(Beginning of DATA FOR PROCESSING)
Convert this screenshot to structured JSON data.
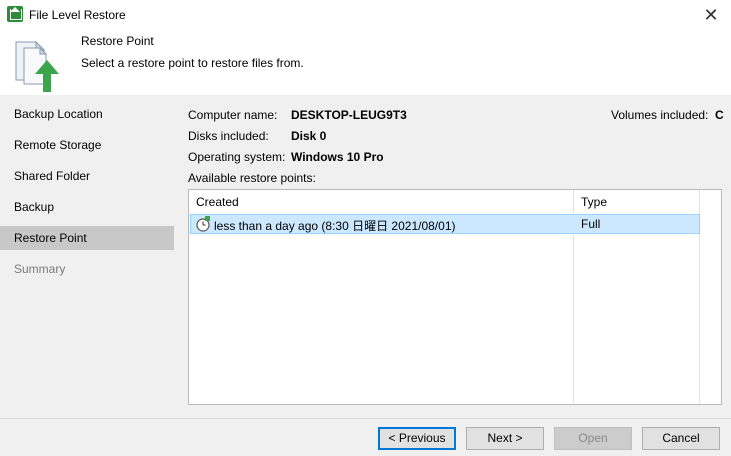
{
  "window": {
    "title": "File Level Restore",
    "close_glyph": "✕"
  },
  "header": {
    "title": "Restore Point",
    "subtitle": "Select a restore point to restore files from."
  },
  "sidebar": {
    "items": [
      {
        "label": "Backup Location"
      },
      {
        "label": "Remote Storage"
      },
      {
        "label": "Shared Folder"
      },
      {
        "label": "Backup"
      },
      {
        "label": "Restore Point"
      },
      {
        "label": "Summary"
      }
    ]
  },
  "info": {
    "computer_name_label": "Computer name:",
    "computer_name": "DESKTOP-LEUG9T3",
    "disks_label": "Disks included:",
    "disks": "Disk 0",
    "os_label": "Operating system:",
    "os": "Windows 10 Pro",
    "volumes_label": "Volumes included:",
    "volumes": "C",
    "available_label": "Available restore points:"
  },
  "table": {
    "columns": [
      "Created",
      "Type"
    ],
    "rows": [
      {
        "created": "less than a day ago (8:30 日曜日 2021/08/01)",
        "type": "Full",
        "icon": "restore-point-clock-icon"
      }
    ]
  },
  "buttons": {
    "previous": "< Previous",
    "next": "Next >",
    "open": "Open",
    "cancel": "Cancel"
  },
  "colors": {
    "accent": "#0078d7",
    "selection": "#cce8ff",
    "arrow_green": "#3aa54a"
  }
}
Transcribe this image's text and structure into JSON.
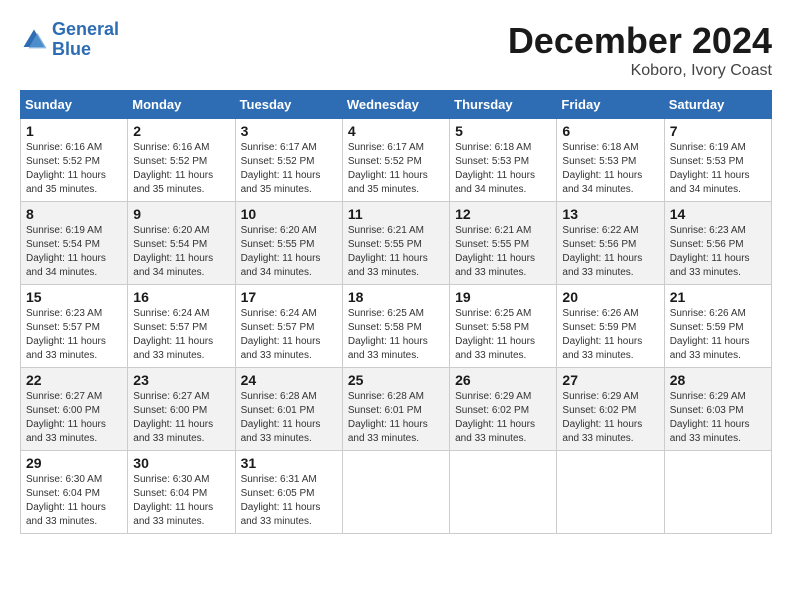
{
  "logo": {
    "line1": "General",
    "line2": "Blue"
  },
  "title": "December 2024",
  "subtitle": "Koboro, Ivory Coast",
  "days_header": [
    "Sunday",
    "Monday",
    "Tuesday",
    "Wednesday",
    "Thursday",
    "Friday",
    "Saturday"
  ],
  "weeks": [
    [
      {
        "day": "1",
        "sunrise": "6:16 AM",
        "sunset": "5:52 PM",
        "daylight": "11 hours and 35 minutes."
      },
      {
        "day": "2",
        "sunrise": "6:16 AM",
        "sunset": "5:52 PM",
        "daylight": "11 hours and 35 minutes."
      },
      {
        "day": "3",
        "sunrise": "6:17 AM",
        "sunset": "5:52 PM",
        "daylight": "11 hours and 35 minutes."
      },
      {
        "day": "4",
        "sunrise": "6:17 AM",
        "sunset": "5:52 PM",
        "daylight": "11 hours and 35 minutes."
      },
      {
        "day": "5",
        "sunrise": "6:18 AM",
        "sunset": "5:53 PM",
        "daylight": "11 hours and 34 minutes."
      },
      {
        "day": "6",
        "sunrise": "6:18 AM",
        "sunset": "5:53 PM",
        "daylight": "11 hours and 34 minutes."
      },
      {
        "day": "7",
        "sunrise": "6:19 AM",
        "sunset": "5:53 PM",
        "daylight": "11 hours and 34 minutes."
      }
    ],
    [
      {
        "day": "8",
        "sunrise": "6:19 AM",
        "sunset": "5:54 PM",
        "daylight": "11 hours and 34 minutes."
      },
      {
        "day": "9",
        "sunrise": "6:20 AM",
        "sunset": "5:54 PM",
        "daylight": "11 hours and 34 minutes."
      },
      {
        "day": "10",
        "sunrise": "6:20 AM",
        "sunset": "5:55 PM",
        "daylight": "11 hours and 34 minutes."
      },
      {
        "day": "11",
        "sunrise": "6:21 AM",
        "sunset": "5:55 PM",
        "daylight": "11 hours and 33 minutes."
      },
      {
        "day": "12",
        "sunrise": "6:21 AM",
        "sunset": "5:55 PM",
        "daylight": "11 hours and 33 minutes."
      },
      {
        "day": "13",
        "sunrise": "6:22 AM",
        "sunset": "5:56 PM",
        "daylight": "11 hours and 33 minutes."
      },
      {
        "day": "14",
        "sunrise": "6:23 AM",
        "sunset": "5:56 PM",
        "daylight": "11 hours and 33 minutes."
      }
    ],
    [
      {
        "day": "15",
        "sunrise": "6:23 AM",
        "sunset": "5:57 PM",
        "daylight": "11 hours and 33 minutes."
      },
      {
        "day": "16",
        "sunrise": "6:24 AM",
        "sunset": "5:57 PM",
        "daylight": "11 hours and 33 minutes."
      },
      {
        "day": "17",
        "sunrise": "6:24 AM",
        "sunset": "5:57 PM",
        "daylight": "11 hours and 33 minutes."
      },
      {
        "day": "18",
        "sunrise": "6:25 AM",
        "sunset": "5:58 PM",
        "daylight": "11 hours and 33 minutes."
      },
      {
        "day": "19",
        "sunrise": "6:25 AM",
        "sunset": "5:58 PM",
        "daylight": "11 hours and 33 minutes."
      },
      {
        "day": "20",
        "sunrise": "6:26 AM",
        "sunset": "5:59 PM",
        "daylight": "11 hours and 33 minutes."
      },
      {
        "day": "21",
        "sunrise": "6:26 AM",
        "sunset": "5:59 PM",
        "daylight": "11 hours and 33 minutes."
      }
    ],
    [
      {
        "day": "22",
        "sunrise": "6:27 AM",
        "sunset": "6:00 PM",
        "daylight": "11 hours and 33 minutes."
      },
      {
        "day": "23",
        "sunrise": "6:27 AM",
        "sunset": "6:00 PM",
        "daylight": "11 hours and 33 minutes."
      },
      {
        "day": "24",
        "sunrise": "6:28 AM",
        "sunset": "6:01 PM",
        "daylight": "11 hours and 33 minutes."
      },
      {
        "day": "25",
        "sunrise": "6:28 AM",
        "sunset": "6:01 PM",
        "daylight": "11 hours and 33 minutes."
      },
      {
        "day": "26",
        "sunrise": "6:29 AM",
        "sunset": "6:02 PM",
        "daylight": "11 hours and 33 minutes."
      },
      {
        "day": "27",
        "sunrise": "6:29 AM",
        "sunset": "6:02 PM",
        "daylight": "11 hours and 33 minutes."
      },
      {
        "day": "28",
        "sunrise": "6:29 AM",
        "sunset": "6:03 PM",
        "daylight": "11 hours and 33 minutes."
      }
    ],
    [
      {
        "day": "29",
        "sunrise": "6:30 AM",
        "sunset": "6:04 PM",
        "daylight": "11 hours and 33 minutes."
      },
      {
        "day": "30",
        "sunrise": "6:30 AM",
        "sunset": "6:04 PM",
        "daylight": "11 hours and 33 minutes."
      },
      {
        "day": "31",
        "sunrise": "6:31 AM",
        "sunset": "6:05 PM",
        "daylight": "11 hours and 33 minutes."
      },
      null,
      null,
      null,
      null
    ]
  ]
}
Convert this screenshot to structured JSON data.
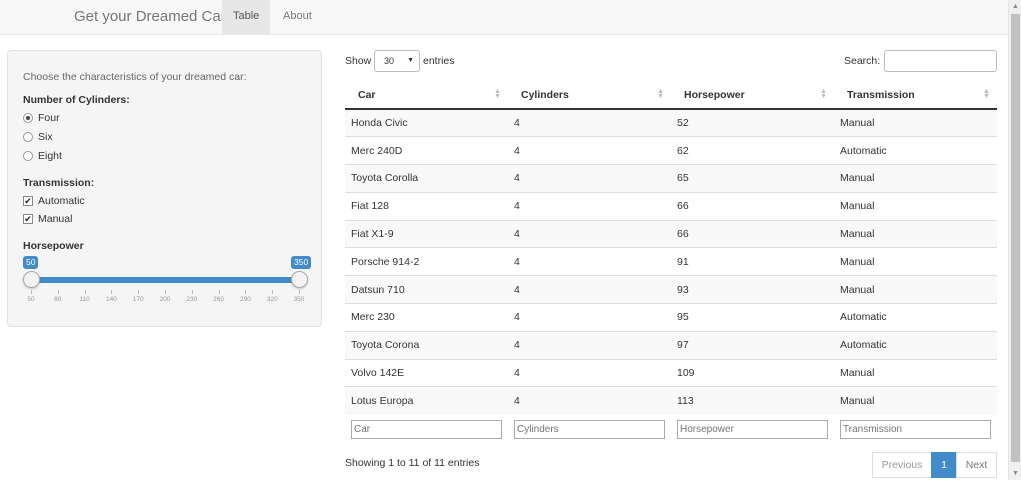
{
  "navbar": {
    "brand": "Get your Dreamed Car",
    "tabs": [
      {
        "label": "Table",
        "active": true
      },
      {
        "label": "About",
        "active": false
      }
    ]
  },
  "sidebar": {
    "intro": "Choose the characteristics of your dreamed car:",
    "cylinders": {
      "label": "Number of Cylinders:",
      "options": [
        {
          "label": "Four",
          "selected": true
        },
        {
          "label": "Six",
          "selected": false
        },
        {
          "label": "Eight",
          "selected": false
        }
      ]
    },
    "transmission": {
      "label": "Transmission:",
      "options": [
        {
          "label": "Automatic",
          "checked": true
        },
        {
          "label": "Manual",
          "checked": true
        }
      ]
    },
    "horsepower": {
      "label": "Horsepower",
      "min": 50,
      "max": 350,
      "from": "50",
      "to": "350",
      "ticks": [
        "50",
        "80",
        "110",
        "140",
        "170",
        "200",
        "230",
        "260",
        "290",
        "320",
        "350"
      ]
    }
  },
  "table_controls": {
    "show_label": "Show",
    "page_length": "30",
    "entries_label": "entries",
    "search_label": "Search:",
    "search_value": ""
  },
  "table": {
    "columns": [
      "Car",
      "Cylinders",
      "Horsepower",
      "Transmission"
    ],
    "rows": [
      [
        "Honda Civic",
        "4",
        "52",
        "Manual"
      ],
      [
        "Merc 240D",
        "4",
        "62",
        "Automatic"
      ],
      [
        "Toyota Corolla",
        "4",
        "65",
        "Manual"
      ],
      [
        "Fiat 128",
        "4",
        "66",
        "Manual"
      ],
      [
        "Fiat X1-9",
        "4",
        "66",
        "Manual"
      ],
      [
        "Porsche 914-2",
        "4",
        "91",
        "Manual"
      ],
      [
        "Datsun 710",
        "4",
        "93",
        "Manual"
      ],
      [
        "Merc 230",
        "4",
        "95",
        "Automatic"
      ],
      [
        "Toyota Corona",
        "4",
        "97",
        "Automatic"
      ],
      [
        "Volvo 142E",
        "4",
        "109",
        "Manual"
      ],
      [
        "Lotus Europa",
        "4",
        "113",
        "Manual"
      ]
    ],
    "filter_placeholders": [
      "Car",
      "Cylinders",
      "Horsepower",
      "Transmission"
    ]
  },
  "footer": {
    "info": "Showing 1 to 11 of 11 entries",
    "pagination": {
      "previous": "Previous",
      "current": "1",
      "next": "Next"
    }
  },
  "colors": {
    "accent": "#428bca",
    "navbar_bg": "#f8f8f8",
    "well_bg": "#f5f5f5"
  },
  "icons": {
    "sort": "sort-both-icon",
    "dropdown": "caret-down-icon",
    "scroll_up": "arrow-up-icon",
    "scroll_down": "arrow-down-icon"
  }
}
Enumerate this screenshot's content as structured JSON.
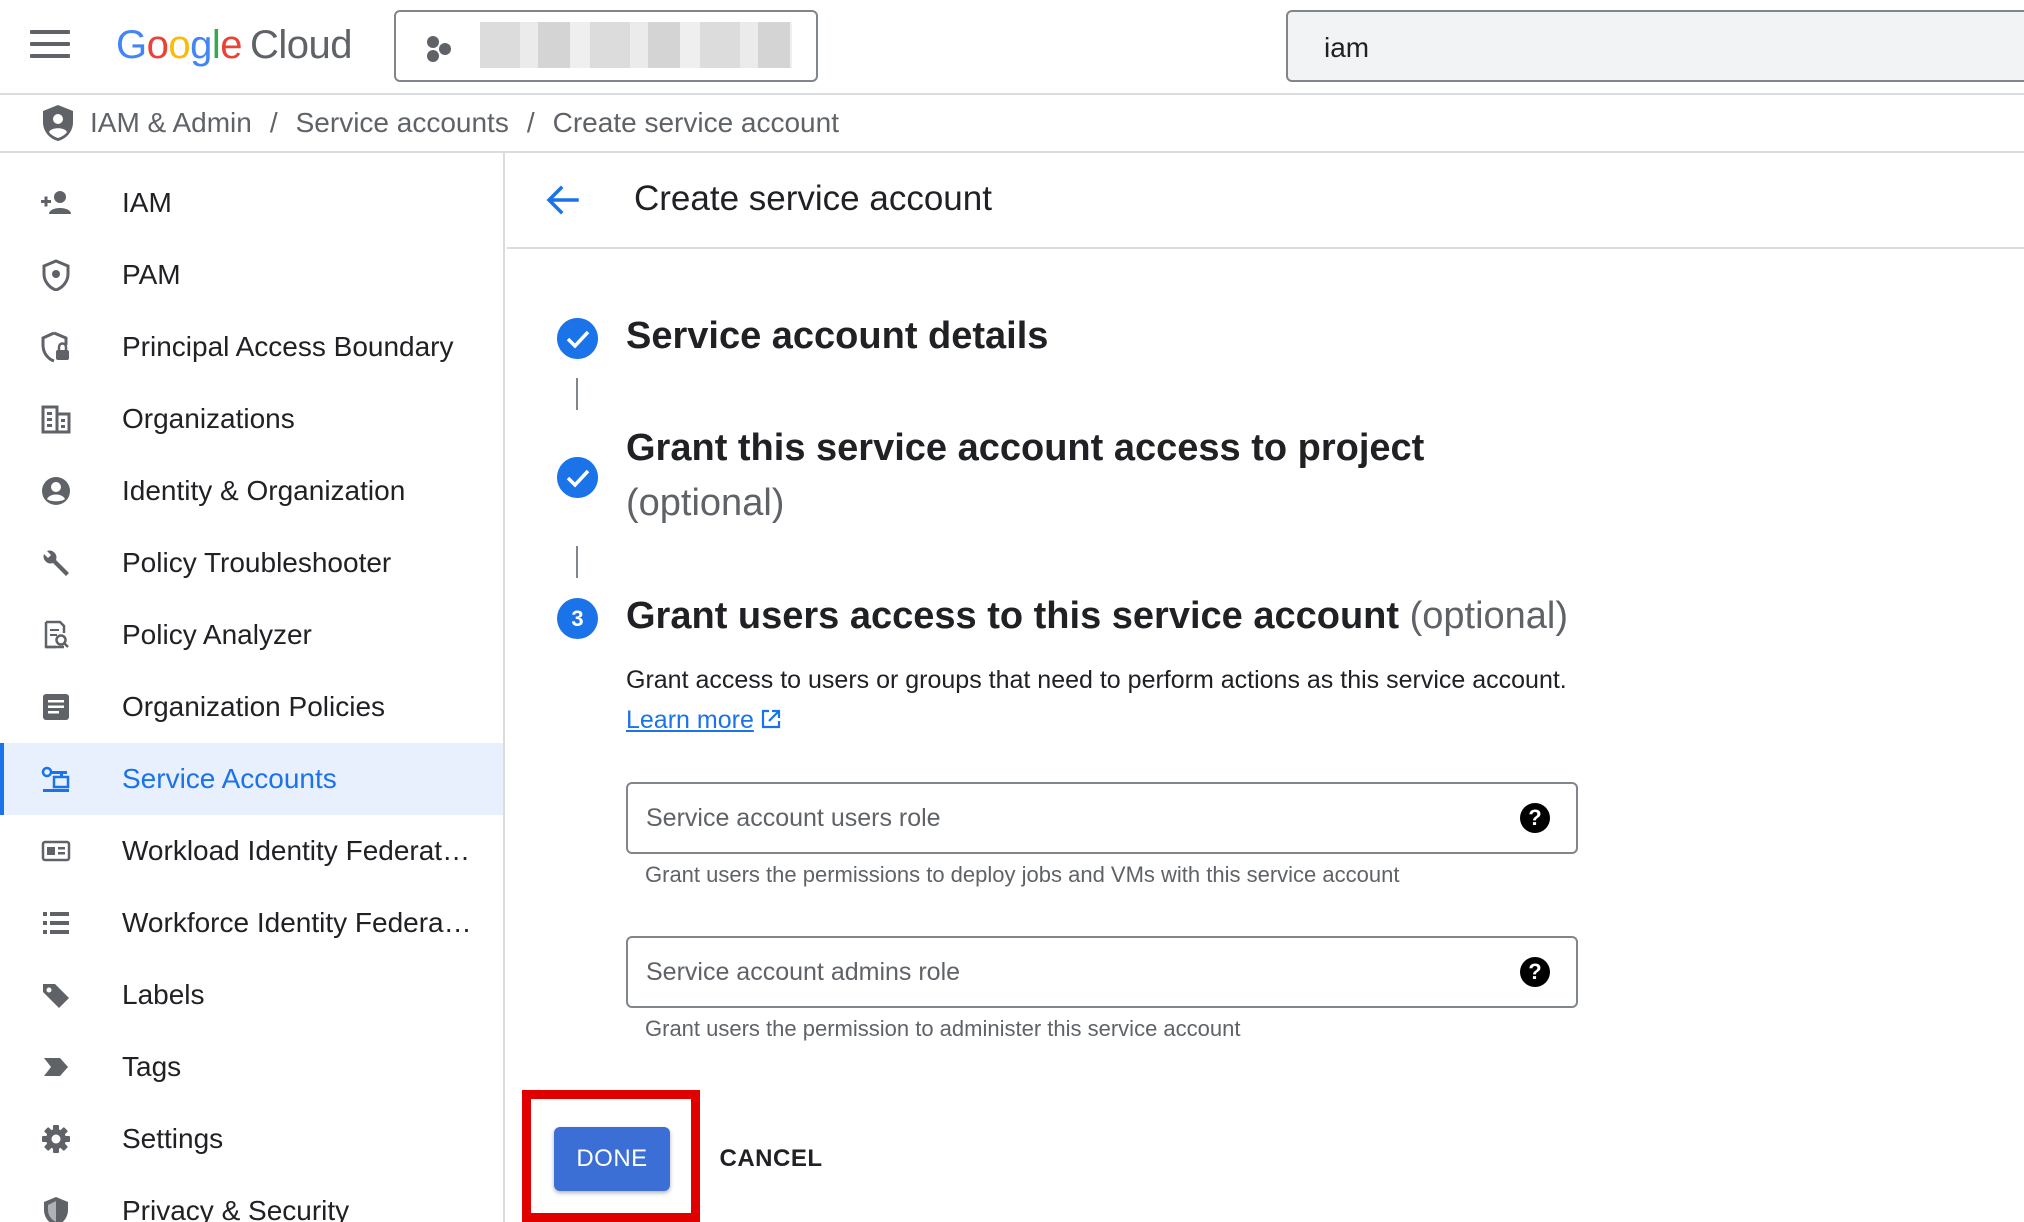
{
  "header": {
    "logo_google": "Google",
    "logo_cloud": "Cloud",
    "search_value": "iam"
  },
  "breadcrumb": {
    "items": [
      "IAM & Admin",
      "Service accounts",
      "Create service account"
    ],
    "separator": "/"
  },
  "sidebar": {
    "items": [
      {
        "label": "IAM",
        "icon": "person-add-icon"
      },
      {
        "label": "PAM",
        "icon": "shield-icon"
      },
      {
        "label": "Principal Access Boundary",
        "icon": "shield-lock-icon"
      },
      {
        "label": "Organizations",
        "icon": "building-icon"
      },
      {
        "label": "Identity & Organization",
        "icon": "account-circle-icon"
      },
      {
        "label": "Policy Troubleshooter",
        "icon": "wrench-icon"
      },
      {
        "label": "Policy Analyzer",
        "icon": "document-search-icon"
      },
      {
        "label": "Organization Policies",
        "icon": "list-document-icon"
      },
      {
        "label": "Service Accounts",
        "icon": "service-account-icon",
        "active": true
      },
      {
        "label": "Workload Identity Federat…",
        "icon": "id-card-icon"
      },
      {
        "label": "Workforce Identity Federa…",
        "icon": "list-icon"
      },
      {
        "label": "Labels",
        "icon": "label-icon"
      },
      {
        "label": "Tags",
        "icon": "tag-chevron-icon"
      },
      {
        "label": "Settings",
        "icon": "gear-icon"
      },
      {
        "label": "Privacy & Security",
        "icon": "shield-icon"
      }
    ]
  },
  "main": {
    "title": "Create service account",
    "steps": [
      {
        "title": "Service account details",
        "optional": "",
        "state": "complete"
      },
      {
        "title": "Grant this service account access to project",
        "optional": "(optional)",
        "state": "complete"
      },
      {
        "number": "3",
        "title": "Grant users access to this service account",
        "optional": "(optional)",
        "state": "active"
      }
    ],
    "description": "Grant access to users or groups that need to perform actions as this service account.",
    "learn_more": "Learn more",
    "fields": [
      {
        "placeholder": "Service account users role",
        "hint": "Grant users the permissions to deploy jobs and VMs with this service account"
      },
      {
        "placeholder": "Service account admins role",
        "hint": "Grant users the permission to administer this service account"
      }
    ],
    "help_glyph": "?",
    "done_label": "DONE",
    "cancel_label": "CANCEL"
  },
  "colors": {
    "accent": "#1a73e8",
    "active_bg": "#e8f0fe",
    "highlight": "#e00000",
    "done_button": "#3b6fd6"
  }
}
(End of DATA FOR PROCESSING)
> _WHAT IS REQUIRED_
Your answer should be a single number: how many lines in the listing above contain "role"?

> _FINAL ANSWER_
2